Utahns are also unusually dedicated to their children's futures and happiness, Siner said. He said the academy itself sparked his interest because he wants to battle the " 'American Idol' syndrome" — the idea, spawned in part by the popular star-maker television series, that "you can just show up and become a star."
Instead, would-be musicians need to learn the often-tedious process of developing themselves as artists and preparing to navigate the world of contracts, agents, ownership of master recordings, promotion and the rest of the business side of music.
"With all the drastic cutbacks in arts for kids, (it's important) that people with a background in the business pass that on to kids," he said.
The academy recently purchased a catalog of about 7,500 master recordings of songs from artists such as Fred Astaire, Gene Autry, Count Basie, Alice Cooper and Bing Crosby for the students to use in learning about the process of recording and using masters. Melfi said the purchase was facilitated, in part, by Holyfield.
Holyfield's management would not give details about his involvement with the academy except to say that Holyfield has been working with Melfi. They would not give specifics about the masters catalog.
Locals are excited about the project, too.
Rick Horst, South Jordan's city manager, said the city supports Melfi and his plans and hopes he can take his enormous vision to its full extent — though he said it will be a long process, starting with the uphill battle of raising support and donations for the school and, perhaps in many years, ultimately becoming an arts powerhouse for the valley.
"As a city, we applaud his efforts and recognize that what he's trying to do is something that could be very worthwhile not only in South Jordan, but in the entire Salt Lake Valley," Horst said. "It's a lofty ambition and will require a lot of parties to become a reality."
He said city officials and academy representatives have been meeting with people in the public and private sectors, trying to gain support and, hopefully, contributions to the expensive endeavor. Melfi estimates the school can get started if planners can gather $10 million in donations, matched by the $10 million grant.
Horst also sees a major obstacle to the ultimate arts-complex plan in Salt Lake City's proposals to create an arts district around the historic Utah Theatre and nearby Capitol Theatre. The two projects, Horst said, would serve different purposes, but they would likely be competing for the state's finite supply of contributions to the arts.
Melfi said the performance center may have to be scaled down to accommodate the southern part of the valley. He said the primary focus of his project — and, for the past two years, the primary focus of his life — is the educational academy.

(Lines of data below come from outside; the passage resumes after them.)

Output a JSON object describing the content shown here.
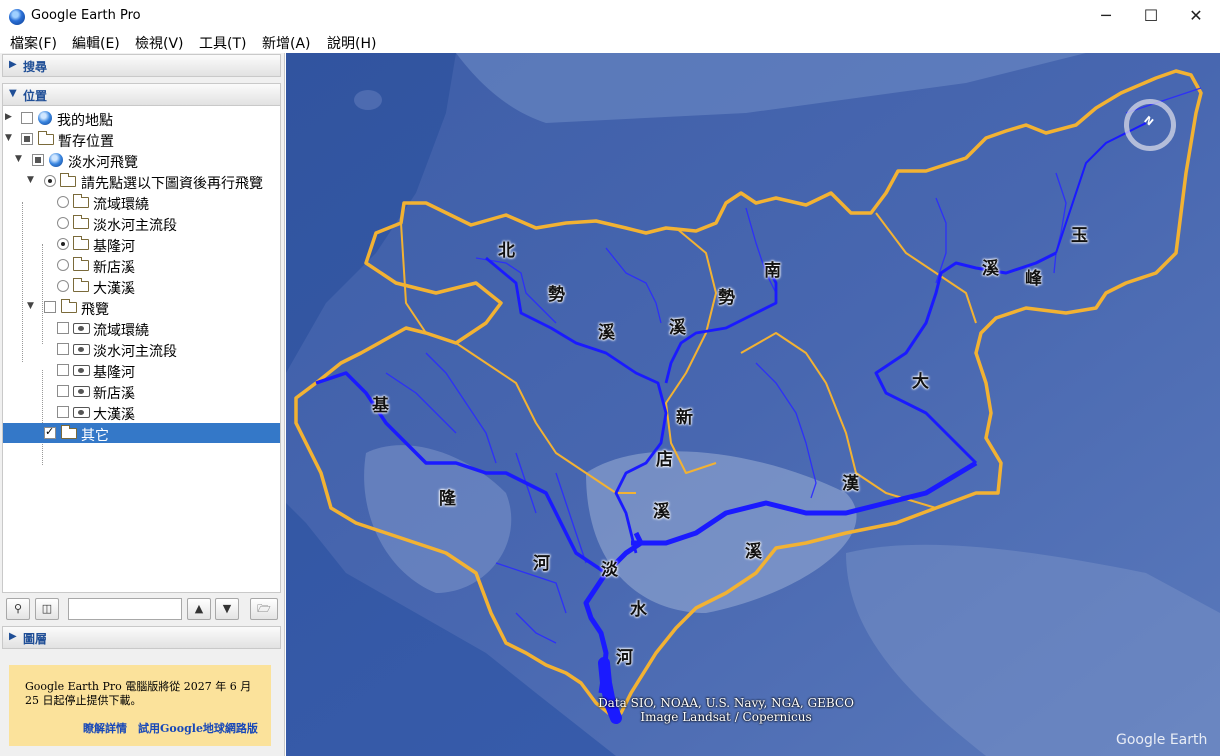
{
  "window": {
    "title": "Google Earth Pro",
    "minimize": "─",
    "maximize": "☐",
    "close": "✕"
  },
  "menu": [
    "檔案(F)",
    "編輯(E)",
    "檢視(V)",
    "工具(T)",
    "新增(A)",
    "說明(H)"
  ],
  "sidebar": {
    "search_header": "搜尋",
    "places_header": "位置",
    "layers_header": "圖層",
    "tree": {
      "my_places": "我的地點",
      "temporary_places": "暫存位置",
      "tamsui_flyover": "淡水河飛覽",
      "select_first": "請先點選以下圖資後再行飛覽",
      "radio_items": [
        "流域環繞",
        "淡水河主流段",
        "基隆河",
        "新店溪",
        "大漢溪"
      ],
      "radio_selected": "基隆河",
      "tour_folder": "飛覽",
      "tour_items": [
        "流域環繞",
        "淡水河主流段",
        "基隆河",
        "新店溪",
        "大漢溪"
      ],
      "other": "其它"
    }
  },
  "notice": {
    "text": "Google Earth Pro 電腦版將從 2027 年 6 月 25 日起停止提供下載。",
    "link_learn": "瞭解詳情",
    "link_try": "試用Google地球網路版"
  },
  "map": {
    "labels": [
      {
        "text": "北",
        "name": "label-bei"
      },
      {
        "text": "勢",
        "name": "label-shi-1"
      },
      {
        "text": "溪",
        "name": "label-xi-1"
      },
      {
        "text": "溪",
        "name": "label-xi-2"
      },
      {
        "text": "勢",
        "name": "label-shi-2"
      },
      {
        "text": "南",
        "name": "label-nan"
      },
      {
        "text": "玉",
        "name": "label-yu"
      },
      {
        "text": "溪",
        "name": "label-xi-3"
      },
      {
        "text": "峰",
        "name": "label-feng"
      },
      {
        "text": "大",
        "name": "label-da"
      },
      {
        "text": "新",
        "name": "label-xin"
      },
      {
        "text": "店",
        "name": "label-dian"
      },
      {
        "text": "溪",
        "name": "label-xi-4"
      },
      {
        "text": "漢",
        "name": "label-han"
      },
      {
        "text": "溪",
        "name": "label-xi-5"
      },
      {
        "text": "基",
        "name": "label-ji"
      },
      {
        "text": "隆",
        "name": "label-long"
      },
      {
        "text": "河",
        "name": "label-he-1"
      },
      {
        "text": "淡",
        "name": "label-dan"
      },
      {
        "text": "水",
        "name": "label-shui"
      },
      {
        "text": "河",
        "name": "label-he-2"
      }
    ],
    "credits_line1": "Data SIO, NOAA, U.S. Navy, NGA, GEBCO",
    "credits_line2": "Image Landsat / Copernicus",
    "watermark": "Google Earth",
    "compass_letter": "N"
  },
  "colors": {
    "boundary": "#f2b233",
    "river": "#1a1aff",
    "selection": "#3478c8",
    "notice_bg": "#fbe29b"
  }
}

But Horst is hopeful the project will reach its full potential.
"I think it's just going to be a matter of patience and digging into the trenches and sooner or later it's going to happen," he said.